**Exercise requirements**:
Below are records; count the lines that hold the string "title" and give only the count.

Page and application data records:
------------------------------------------------
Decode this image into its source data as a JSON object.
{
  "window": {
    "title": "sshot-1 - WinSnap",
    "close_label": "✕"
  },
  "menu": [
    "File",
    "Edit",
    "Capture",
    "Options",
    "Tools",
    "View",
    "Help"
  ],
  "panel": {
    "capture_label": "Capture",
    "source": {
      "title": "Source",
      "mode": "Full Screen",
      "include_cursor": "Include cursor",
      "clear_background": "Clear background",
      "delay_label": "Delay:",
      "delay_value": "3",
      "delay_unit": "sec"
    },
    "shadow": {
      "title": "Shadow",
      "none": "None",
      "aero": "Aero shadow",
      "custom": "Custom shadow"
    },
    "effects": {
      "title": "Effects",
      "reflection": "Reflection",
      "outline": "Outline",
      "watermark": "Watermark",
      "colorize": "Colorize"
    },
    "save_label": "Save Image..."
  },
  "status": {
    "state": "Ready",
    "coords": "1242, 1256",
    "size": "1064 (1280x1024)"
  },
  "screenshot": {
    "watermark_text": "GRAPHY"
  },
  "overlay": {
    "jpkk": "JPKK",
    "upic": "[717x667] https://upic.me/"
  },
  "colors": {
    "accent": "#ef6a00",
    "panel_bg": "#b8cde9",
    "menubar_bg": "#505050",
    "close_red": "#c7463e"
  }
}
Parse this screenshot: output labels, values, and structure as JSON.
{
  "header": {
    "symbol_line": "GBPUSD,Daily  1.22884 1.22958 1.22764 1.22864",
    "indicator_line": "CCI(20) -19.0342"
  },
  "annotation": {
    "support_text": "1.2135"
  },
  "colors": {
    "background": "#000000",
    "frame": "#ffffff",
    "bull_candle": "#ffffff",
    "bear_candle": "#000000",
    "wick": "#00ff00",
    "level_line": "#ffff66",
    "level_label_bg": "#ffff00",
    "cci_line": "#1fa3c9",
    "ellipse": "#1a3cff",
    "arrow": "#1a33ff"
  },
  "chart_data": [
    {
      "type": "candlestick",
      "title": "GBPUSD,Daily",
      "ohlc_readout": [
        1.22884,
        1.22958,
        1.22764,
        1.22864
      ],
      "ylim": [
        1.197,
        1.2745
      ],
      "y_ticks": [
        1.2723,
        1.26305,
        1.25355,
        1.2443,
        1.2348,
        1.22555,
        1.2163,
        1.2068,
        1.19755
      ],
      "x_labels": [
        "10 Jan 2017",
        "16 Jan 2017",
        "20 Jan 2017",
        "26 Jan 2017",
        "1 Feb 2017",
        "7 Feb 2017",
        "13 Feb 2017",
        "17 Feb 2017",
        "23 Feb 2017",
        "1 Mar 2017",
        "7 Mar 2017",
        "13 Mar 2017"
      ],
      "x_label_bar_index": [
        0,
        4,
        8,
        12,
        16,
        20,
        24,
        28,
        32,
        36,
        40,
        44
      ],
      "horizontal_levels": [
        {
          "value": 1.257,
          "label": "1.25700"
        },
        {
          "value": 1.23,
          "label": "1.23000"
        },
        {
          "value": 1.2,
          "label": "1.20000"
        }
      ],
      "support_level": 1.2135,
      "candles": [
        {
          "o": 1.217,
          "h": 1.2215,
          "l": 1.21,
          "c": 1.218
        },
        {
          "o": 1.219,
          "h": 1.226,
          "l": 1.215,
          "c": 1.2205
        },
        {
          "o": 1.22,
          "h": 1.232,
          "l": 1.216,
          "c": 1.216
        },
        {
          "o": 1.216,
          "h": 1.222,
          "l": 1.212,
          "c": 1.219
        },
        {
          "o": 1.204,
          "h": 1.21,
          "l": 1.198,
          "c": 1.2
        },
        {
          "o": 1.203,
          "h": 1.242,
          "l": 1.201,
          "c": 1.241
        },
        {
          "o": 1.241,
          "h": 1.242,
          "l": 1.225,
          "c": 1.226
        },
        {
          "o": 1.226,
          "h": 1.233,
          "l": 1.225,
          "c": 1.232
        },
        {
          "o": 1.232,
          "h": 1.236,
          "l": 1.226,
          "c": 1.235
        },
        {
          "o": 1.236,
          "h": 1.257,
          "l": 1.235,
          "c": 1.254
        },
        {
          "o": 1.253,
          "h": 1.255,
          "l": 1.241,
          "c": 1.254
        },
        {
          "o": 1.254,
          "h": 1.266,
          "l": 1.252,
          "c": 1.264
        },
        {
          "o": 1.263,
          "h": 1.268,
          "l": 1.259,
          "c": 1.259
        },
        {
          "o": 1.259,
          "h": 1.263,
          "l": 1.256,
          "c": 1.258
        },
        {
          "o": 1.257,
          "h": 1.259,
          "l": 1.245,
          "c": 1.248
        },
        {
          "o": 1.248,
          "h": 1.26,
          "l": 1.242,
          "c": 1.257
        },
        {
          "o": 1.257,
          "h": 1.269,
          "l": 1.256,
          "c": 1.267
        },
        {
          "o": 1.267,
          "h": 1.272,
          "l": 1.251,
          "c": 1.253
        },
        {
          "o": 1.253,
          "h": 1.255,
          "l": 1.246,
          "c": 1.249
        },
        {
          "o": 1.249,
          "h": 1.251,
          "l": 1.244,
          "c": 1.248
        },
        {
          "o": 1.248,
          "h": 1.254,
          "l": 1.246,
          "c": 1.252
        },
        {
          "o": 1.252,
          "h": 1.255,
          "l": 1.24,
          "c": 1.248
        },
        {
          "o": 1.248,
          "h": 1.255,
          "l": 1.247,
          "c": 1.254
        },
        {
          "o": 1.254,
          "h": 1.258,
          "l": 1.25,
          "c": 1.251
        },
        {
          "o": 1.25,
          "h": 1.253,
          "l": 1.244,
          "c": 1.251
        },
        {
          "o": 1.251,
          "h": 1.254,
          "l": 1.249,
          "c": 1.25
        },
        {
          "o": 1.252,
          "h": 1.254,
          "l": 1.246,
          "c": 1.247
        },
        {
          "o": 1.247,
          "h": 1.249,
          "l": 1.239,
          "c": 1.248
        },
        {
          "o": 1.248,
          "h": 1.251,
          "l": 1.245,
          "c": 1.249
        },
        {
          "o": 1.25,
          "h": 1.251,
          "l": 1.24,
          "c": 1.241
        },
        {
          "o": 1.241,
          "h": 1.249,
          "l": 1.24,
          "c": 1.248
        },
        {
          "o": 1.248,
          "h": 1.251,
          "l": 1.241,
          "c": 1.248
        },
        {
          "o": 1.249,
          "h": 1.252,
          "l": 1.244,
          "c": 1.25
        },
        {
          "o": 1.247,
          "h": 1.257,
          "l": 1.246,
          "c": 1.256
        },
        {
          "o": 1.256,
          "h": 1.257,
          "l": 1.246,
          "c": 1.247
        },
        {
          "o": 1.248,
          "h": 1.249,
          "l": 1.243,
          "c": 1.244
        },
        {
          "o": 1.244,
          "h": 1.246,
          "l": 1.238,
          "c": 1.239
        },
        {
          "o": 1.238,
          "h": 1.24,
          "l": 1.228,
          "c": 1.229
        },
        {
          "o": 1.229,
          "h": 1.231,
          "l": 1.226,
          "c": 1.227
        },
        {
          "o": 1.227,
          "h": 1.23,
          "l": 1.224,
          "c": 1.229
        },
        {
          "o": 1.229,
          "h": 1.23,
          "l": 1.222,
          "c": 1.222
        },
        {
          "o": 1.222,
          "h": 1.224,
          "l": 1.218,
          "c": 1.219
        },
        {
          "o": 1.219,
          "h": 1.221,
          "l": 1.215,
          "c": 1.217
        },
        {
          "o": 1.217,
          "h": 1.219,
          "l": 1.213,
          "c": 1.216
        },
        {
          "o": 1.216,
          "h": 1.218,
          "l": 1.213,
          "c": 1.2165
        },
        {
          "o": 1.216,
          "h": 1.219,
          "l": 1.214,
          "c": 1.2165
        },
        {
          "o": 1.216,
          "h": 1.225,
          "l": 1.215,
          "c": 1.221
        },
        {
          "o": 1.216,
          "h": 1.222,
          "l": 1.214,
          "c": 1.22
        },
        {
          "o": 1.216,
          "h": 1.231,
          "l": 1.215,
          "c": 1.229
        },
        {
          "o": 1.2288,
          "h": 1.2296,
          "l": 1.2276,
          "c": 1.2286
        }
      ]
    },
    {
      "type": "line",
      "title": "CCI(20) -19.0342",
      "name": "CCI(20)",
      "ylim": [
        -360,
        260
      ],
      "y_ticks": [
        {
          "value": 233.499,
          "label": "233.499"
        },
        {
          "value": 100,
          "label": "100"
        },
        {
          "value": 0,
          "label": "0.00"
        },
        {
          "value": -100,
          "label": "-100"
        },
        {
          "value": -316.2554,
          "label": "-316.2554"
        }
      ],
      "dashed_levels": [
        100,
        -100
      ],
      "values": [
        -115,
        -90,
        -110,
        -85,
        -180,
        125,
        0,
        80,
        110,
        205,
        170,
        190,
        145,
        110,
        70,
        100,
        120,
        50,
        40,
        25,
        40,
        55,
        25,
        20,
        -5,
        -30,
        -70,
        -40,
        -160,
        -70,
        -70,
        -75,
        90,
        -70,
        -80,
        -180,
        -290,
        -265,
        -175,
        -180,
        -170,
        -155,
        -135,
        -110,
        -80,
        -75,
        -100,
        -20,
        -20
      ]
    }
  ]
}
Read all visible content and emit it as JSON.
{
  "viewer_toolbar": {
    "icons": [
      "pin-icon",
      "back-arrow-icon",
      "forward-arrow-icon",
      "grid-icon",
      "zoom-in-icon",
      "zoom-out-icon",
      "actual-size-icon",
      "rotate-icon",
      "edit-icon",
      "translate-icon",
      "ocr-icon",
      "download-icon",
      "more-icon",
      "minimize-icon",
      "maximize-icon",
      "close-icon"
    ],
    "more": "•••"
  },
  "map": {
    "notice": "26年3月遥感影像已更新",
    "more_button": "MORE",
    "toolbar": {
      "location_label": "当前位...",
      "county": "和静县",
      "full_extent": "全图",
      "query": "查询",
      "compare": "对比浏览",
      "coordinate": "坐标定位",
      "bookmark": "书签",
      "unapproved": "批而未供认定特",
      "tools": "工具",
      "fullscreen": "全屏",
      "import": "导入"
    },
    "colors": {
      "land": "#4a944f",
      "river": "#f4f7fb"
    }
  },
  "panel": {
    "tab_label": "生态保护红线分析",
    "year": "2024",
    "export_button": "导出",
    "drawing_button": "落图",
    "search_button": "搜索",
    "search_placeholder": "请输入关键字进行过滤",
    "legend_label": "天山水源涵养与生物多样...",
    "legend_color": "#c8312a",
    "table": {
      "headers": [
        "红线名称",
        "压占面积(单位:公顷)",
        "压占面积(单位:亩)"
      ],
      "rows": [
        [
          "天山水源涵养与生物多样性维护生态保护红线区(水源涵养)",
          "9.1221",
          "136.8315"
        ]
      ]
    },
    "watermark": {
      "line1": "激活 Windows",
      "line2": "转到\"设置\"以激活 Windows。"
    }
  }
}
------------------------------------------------
**Answer area**:
6